Would you filter the listing below so that only lines with the word "Healthy" remain?

'''

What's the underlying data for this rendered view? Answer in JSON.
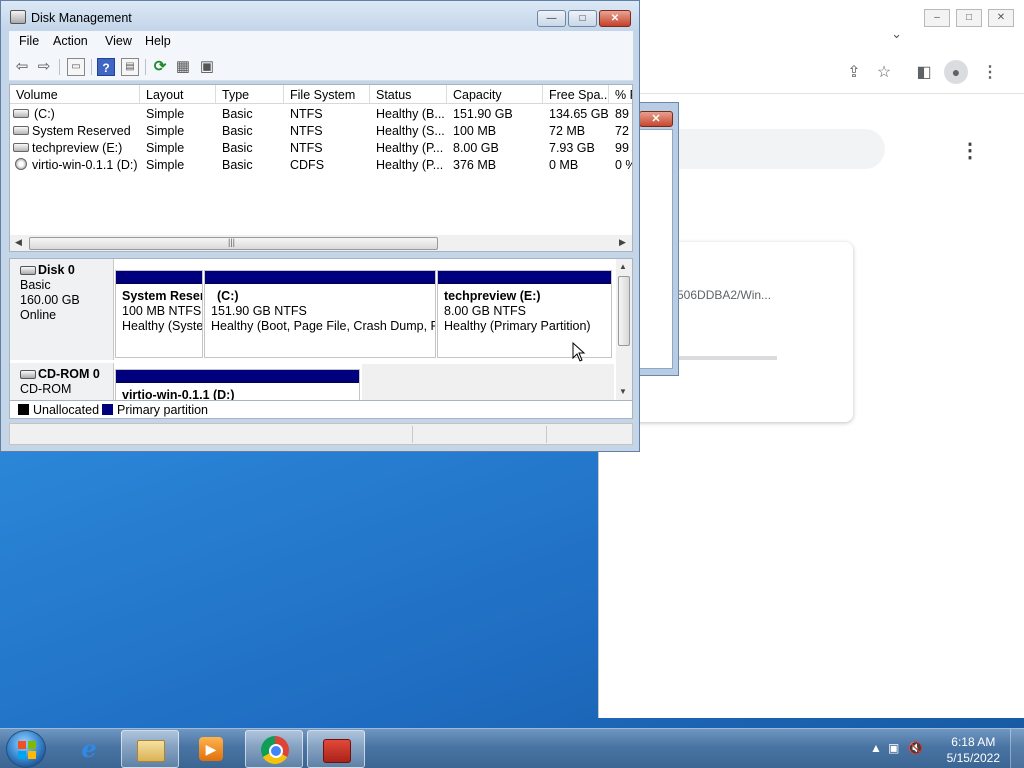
{
  "browser": {
    "card_text": "506DDBA2/Win...",
    "window_buttons": [
      "–",
      "□",
      "✕"
    ]
  },
  "dialog": {
    "close_glyph": "✕"
  },
  "disk_management": {
    "title": "Disk Management",
    "window_buttons": {
      "minimize": "—",
      "maximize": "□",
      "close": "✕"
    },
    "menu": [
      "File",
      "Action",
      "View",
      "Help"
    ],
    "columns": [
      "Volume",
      "Layout",
      "Type",
      "File System",
      "Status",
      "Capacity",
      "Free Spa...",
      "% F"
    ],
    "volumes": [
      {
        "icon": "disk-icon",
        "name": "(C:)",
        "layout": "Simple",
        "type": "Basic",
        "fs": "NTFS",
        "status": "Healthy (B...",
        "capacity": "151.90 GB",
        "free": "134.65 GB",
        "pct": "89"
      },
      {
        "icon": "disk-icon",
        "name": "System Reserved",
        "layout": "Simple",
        "type": "Basic",
        "fs": "NTFS",
        "status": "Healthy (S...",
        "capacity": "100 MB",
        "free": "72 MB",
        "pct": "72"
      },
      {
        "icon": "disk-icon",
        "name": "techpreview (E:)",
        "layout": "Simple",
        "type": "Basic",
        "fs": "NTFS",
        "status": "Healthy (P...",
        "capacity": "8.00 GB",
        "free": "7.93 GB",
        "pct": "99"
      },
      {
        "icon": "cd-icon",
        "name": "virtio-win-0.1.1 (D:)",
        "layout": "Simple",
        "type": "Basic",
        "fs": "CDFS",
        "status": "Healthy (P...",
        "capacity": "376 MB",
        "free": "0 MB",
        "pct": "0 %"
      }
    ],
    "disks": [
      {
        "name": "Disk 0",
        "type": "Basic",
        "size": "160.00 GB",
        "state": "Online",
        "partitions": [
          {
            "name": "System Reser",
            "size": "100 MB NTFS",
            "status": "Healthy (Syste"
          },
          {
            "name": "(C:)",
            "size": "151.90 GB NTFS",
            "status": "Healthy (Boot, Page File, Crash Dump, Pr"
          },
          {
            "name": "techpreview  (E:)",
            "size": "8.00 GB NTFS",
            "status": "Healthy (Primary Partition)"
          }
        ]
      },
      {
        "name": "CD-ROM 0",
        "type": "CD-ROM",
        "partitions": [
          {
            "name": "virtio-win-0.1.1  (D:)"
          }
        ]
      }
    ],
    "legend": [
      {
        "label": "Unallocated",
        "color": "#000000"
      },
      {
        "label": "Primary partition",
        "color": "#00007e"
      }
    ]
  },
  "taskbar": {
    "time": "6:18 AM",
    "date": "5/15/2022",
    "apps": [
      "internet-explorer",
      "windows-explorer",
      "media-player",
      "chrome",
      "disk-management"
    ]
  }
}
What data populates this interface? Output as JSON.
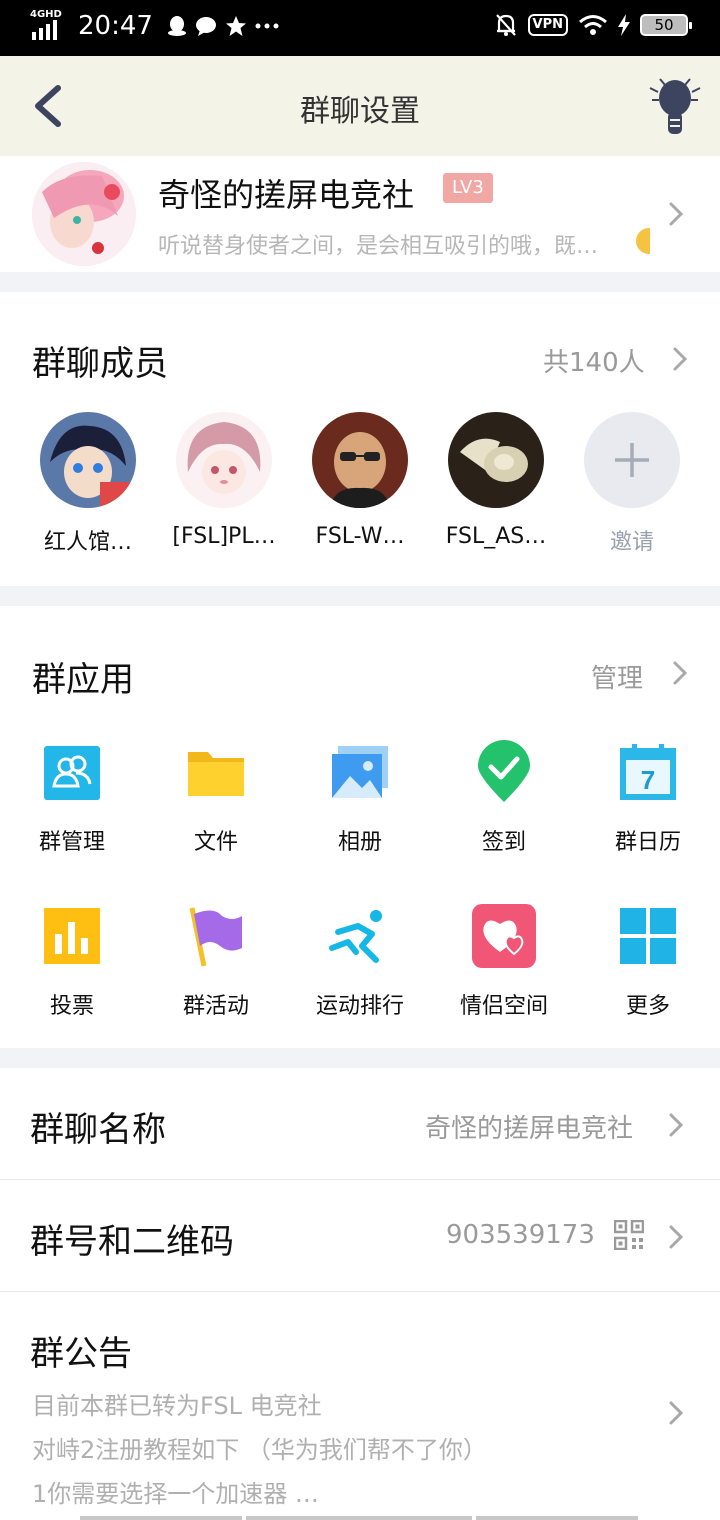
{
  "status_bar": {
    "network": "4GHD",
    "time": "20:47",
    "vpn": "VPN",
    "battery": "50",
    "icons": [
      "qq-penguin-icon",
      "chat-bubble-icon",
      "star-icon",
      "more-dots-icon",
      "bell-off-icon",
      "wifi-icon",
      "charging-icon"
    ]
  },
  "nav": {
    "title": "群聊设置",
    "back_icon": "back-chevron-icon",
    "right_icon": "lightbulb-icon"
  },
  "group": {
    "name": "奇怪的搓屏电竞社",
    "level": "LV3",
    "description": "听说替身使者之间，是会相互吸引的哦，既…"
  },
  "members": {
    "title": "群聊成员",
    "count": "共140人",
    "list": [
      {
        "name": "红人馆…"
      },
      {
        "name": "[FSL]PL…"
      },
      {
        "name": "FSL-W…"
      },
      {
        "name": "FSL_AS…"
      }
    ],
    "invite_label": "邀请"
  },
  "apps": {
    "title": "群应用",
    "manage": "管理",
    "items": [
      {
        "label": "群管理",
        "icon": "group-manage-icon"
      },
      {
        "label": "文件",
        "icon": "folder-icon"
      },
      {
        "label": "相册",
        "icon": "photo-album-icon"
      },
      {
        "label": "签到",
        "icon": "check-in-icon"
      },
      {
        "label": "群日历",
        "icon": "calendar-icon"
      },
      {
        "label": "投票",
        "icon": "vote-chart-icon"
      },
      {
        "label": "群活动",
        "icon": "flag-icon"
      },
      {
        "label": "运动排行",
        "icon": "running-icon"
      },
      {
        "label": "情侣空间",
        "icon": "hearts-icon"
      },
      {
        "label": "更多",
        "icon": "grid-more-icon"
      }
    ],
    "calendar_day": "7"
  },
  "settings": {
    "group_name": {
      "title": "群聊名称",
      "value": "奇怪的搓屏电竞社"
    },
    "group_id": {
      "title": "群号和二维码",
      "value": "903539173"
    },
    "notice": {
      "title": "群公告",
      "lines": [
        "目前本群已转为FSL 电竞社",
        "对峙2注册教程如下 （华为我们帮不了你）",
        "1你需要选择一个加速器 …"
      ]
    }
  },
  "colors": {
    "nav_bg": "#f4f3e7",
    "page_bg": "#f2f3f7",
    "level_badge": "#f1a8a5"
  }
}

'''

## Answer section
        "status": "Healthy (B...",
        "status": "Healthy (S...",
        "status": "Healthy (P...",
        "status": "Healthy (P...",
            "status": "Healthy (Syste"
            "status": "Healthy (Boot, Page File, Crash Dump, Pr"
            "status": "Healthy (Primary Partition)"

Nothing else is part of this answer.